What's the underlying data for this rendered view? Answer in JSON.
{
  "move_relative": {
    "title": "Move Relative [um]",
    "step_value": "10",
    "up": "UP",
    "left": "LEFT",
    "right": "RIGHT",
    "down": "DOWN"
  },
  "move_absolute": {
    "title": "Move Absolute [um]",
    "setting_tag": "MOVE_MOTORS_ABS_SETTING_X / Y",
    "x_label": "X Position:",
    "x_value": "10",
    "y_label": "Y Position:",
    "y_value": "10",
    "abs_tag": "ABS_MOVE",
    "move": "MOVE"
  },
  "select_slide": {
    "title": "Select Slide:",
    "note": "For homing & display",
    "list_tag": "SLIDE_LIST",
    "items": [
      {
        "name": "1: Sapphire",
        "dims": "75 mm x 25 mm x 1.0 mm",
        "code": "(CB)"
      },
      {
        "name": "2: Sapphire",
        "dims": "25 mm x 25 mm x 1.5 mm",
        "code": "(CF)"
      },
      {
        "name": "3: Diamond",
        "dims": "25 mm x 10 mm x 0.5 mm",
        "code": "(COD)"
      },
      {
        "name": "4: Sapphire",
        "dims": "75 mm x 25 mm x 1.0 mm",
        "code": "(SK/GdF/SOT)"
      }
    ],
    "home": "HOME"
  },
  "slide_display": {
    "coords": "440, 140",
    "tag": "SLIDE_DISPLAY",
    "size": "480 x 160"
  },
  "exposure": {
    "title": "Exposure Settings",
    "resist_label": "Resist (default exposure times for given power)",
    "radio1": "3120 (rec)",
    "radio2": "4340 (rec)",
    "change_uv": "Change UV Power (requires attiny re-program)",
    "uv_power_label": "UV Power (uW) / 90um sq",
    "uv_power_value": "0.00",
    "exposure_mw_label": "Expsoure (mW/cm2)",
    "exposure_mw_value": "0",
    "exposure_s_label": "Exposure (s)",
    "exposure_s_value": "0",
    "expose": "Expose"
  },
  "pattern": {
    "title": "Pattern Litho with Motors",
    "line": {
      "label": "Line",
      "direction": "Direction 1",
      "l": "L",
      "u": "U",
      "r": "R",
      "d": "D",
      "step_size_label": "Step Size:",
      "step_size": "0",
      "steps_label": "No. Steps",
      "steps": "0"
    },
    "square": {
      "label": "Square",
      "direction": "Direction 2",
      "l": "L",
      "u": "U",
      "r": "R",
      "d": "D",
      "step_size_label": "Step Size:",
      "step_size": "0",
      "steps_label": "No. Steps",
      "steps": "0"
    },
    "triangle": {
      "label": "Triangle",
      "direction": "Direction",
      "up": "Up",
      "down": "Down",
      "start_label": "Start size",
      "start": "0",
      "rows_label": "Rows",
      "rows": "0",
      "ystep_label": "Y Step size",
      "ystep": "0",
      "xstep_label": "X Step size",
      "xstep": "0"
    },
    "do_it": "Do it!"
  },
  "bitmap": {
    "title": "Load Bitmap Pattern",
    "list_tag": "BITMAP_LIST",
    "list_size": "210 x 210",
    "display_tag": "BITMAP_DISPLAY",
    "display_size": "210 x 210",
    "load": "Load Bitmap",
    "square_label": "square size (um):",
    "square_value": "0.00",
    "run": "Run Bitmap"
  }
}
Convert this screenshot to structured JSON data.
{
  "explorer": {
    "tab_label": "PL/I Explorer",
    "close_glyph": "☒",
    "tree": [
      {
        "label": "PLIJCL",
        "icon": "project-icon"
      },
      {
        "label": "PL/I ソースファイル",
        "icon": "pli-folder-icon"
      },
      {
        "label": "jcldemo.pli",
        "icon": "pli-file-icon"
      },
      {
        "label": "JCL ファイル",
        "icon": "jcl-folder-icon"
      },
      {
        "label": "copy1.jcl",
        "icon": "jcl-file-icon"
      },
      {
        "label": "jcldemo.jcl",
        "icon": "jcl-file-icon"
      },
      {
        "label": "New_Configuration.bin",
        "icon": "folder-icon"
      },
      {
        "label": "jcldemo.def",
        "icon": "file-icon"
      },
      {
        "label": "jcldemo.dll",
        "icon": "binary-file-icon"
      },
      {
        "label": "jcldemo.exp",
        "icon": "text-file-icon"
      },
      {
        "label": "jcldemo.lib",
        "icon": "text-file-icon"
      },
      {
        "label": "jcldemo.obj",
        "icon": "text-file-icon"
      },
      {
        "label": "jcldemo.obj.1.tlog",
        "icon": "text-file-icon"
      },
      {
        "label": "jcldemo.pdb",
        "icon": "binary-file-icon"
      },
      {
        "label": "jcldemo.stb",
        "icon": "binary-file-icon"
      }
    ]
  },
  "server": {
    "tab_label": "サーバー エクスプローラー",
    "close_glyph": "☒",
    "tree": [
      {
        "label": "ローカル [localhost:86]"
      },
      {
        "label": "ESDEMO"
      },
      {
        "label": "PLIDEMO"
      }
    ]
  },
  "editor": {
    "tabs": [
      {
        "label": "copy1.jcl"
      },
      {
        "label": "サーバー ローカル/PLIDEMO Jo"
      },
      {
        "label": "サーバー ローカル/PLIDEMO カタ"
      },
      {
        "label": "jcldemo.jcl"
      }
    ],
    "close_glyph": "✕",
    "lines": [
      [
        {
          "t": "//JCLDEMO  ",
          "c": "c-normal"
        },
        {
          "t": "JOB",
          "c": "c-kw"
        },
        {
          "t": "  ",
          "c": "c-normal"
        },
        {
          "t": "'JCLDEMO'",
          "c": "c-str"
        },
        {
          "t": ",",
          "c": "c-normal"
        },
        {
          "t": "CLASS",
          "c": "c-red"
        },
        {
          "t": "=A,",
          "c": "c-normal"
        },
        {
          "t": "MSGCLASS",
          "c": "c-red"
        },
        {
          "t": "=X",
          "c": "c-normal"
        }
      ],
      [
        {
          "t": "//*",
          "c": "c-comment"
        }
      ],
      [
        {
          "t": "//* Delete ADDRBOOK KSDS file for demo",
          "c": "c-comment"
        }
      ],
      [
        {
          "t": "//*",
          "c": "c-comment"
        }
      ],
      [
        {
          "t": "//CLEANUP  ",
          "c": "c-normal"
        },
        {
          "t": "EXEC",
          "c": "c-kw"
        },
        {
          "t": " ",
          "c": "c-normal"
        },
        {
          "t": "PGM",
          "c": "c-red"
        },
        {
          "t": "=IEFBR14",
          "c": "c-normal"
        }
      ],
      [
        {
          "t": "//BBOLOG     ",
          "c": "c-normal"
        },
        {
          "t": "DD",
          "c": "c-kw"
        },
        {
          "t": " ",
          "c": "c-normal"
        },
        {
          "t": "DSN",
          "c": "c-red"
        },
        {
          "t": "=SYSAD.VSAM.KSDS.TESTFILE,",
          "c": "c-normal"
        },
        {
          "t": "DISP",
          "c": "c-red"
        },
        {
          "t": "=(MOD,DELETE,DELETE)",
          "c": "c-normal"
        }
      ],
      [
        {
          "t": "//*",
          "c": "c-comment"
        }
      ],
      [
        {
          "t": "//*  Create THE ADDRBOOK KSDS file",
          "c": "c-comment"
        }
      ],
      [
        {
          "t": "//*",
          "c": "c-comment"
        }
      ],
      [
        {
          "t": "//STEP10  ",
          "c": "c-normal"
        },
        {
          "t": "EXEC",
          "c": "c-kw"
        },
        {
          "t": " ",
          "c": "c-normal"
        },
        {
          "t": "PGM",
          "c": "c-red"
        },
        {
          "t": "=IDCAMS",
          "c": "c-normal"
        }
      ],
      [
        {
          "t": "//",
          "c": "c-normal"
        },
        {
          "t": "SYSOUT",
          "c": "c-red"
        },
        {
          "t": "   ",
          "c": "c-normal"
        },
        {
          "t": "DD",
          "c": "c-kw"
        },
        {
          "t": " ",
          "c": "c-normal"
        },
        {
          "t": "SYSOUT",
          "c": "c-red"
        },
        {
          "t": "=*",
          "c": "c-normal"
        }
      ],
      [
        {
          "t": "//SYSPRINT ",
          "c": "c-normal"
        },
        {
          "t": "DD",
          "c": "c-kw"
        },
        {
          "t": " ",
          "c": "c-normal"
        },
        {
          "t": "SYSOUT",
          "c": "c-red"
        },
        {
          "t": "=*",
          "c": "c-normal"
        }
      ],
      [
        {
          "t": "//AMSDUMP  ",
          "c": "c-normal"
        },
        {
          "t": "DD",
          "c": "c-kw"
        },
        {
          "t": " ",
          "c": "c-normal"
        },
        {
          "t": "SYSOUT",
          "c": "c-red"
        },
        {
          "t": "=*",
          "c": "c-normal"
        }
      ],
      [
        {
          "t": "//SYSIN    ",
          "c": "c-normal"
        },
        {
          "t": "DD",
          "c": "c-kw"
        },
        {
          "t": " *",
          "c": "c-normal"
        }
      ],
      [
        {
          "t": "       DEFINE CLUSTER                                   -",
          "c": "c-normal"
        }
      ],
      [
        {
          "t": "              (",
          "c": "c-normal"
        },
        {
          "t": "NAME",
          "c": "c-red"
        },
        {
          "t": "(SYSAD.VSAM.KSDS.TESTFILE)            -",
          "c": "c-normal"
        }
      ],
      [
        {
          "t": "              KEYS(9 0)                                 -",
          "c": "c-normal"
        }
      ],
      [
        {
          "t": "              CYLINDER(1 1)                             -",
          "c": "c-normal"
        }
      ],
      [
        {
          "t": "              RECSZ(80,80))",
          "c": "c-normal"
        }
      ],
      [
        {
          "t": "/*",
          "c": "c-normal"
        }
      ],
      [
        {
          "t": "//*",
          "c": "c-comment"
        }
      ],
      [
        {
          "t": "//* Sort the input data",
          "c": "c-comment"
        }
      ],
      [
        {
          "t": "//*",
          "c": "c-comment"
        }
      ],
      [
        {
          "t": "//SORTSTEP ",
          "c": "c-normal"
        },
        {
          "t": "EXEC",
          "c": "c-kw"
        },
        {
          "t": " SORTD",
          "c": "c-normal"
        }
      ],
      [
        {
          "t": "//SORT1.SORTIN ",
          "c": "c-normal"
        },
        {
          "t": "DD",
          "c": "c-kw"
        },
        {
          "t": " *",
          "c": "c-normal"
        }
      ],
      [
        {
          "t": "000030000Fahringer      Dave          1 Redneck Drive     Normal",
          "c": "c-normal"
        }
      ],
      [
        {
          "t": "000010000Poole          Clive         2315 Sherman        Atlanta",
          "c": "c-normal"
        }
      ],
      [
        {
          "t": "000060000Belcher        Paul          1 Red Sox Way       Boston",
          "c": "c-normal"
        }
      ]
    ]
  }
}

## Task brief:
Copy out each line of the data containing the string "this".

## Solved exercise:
What's the underlying data for this rendered view? Answer in JSON.
Convert this screenshot to structured JSON data.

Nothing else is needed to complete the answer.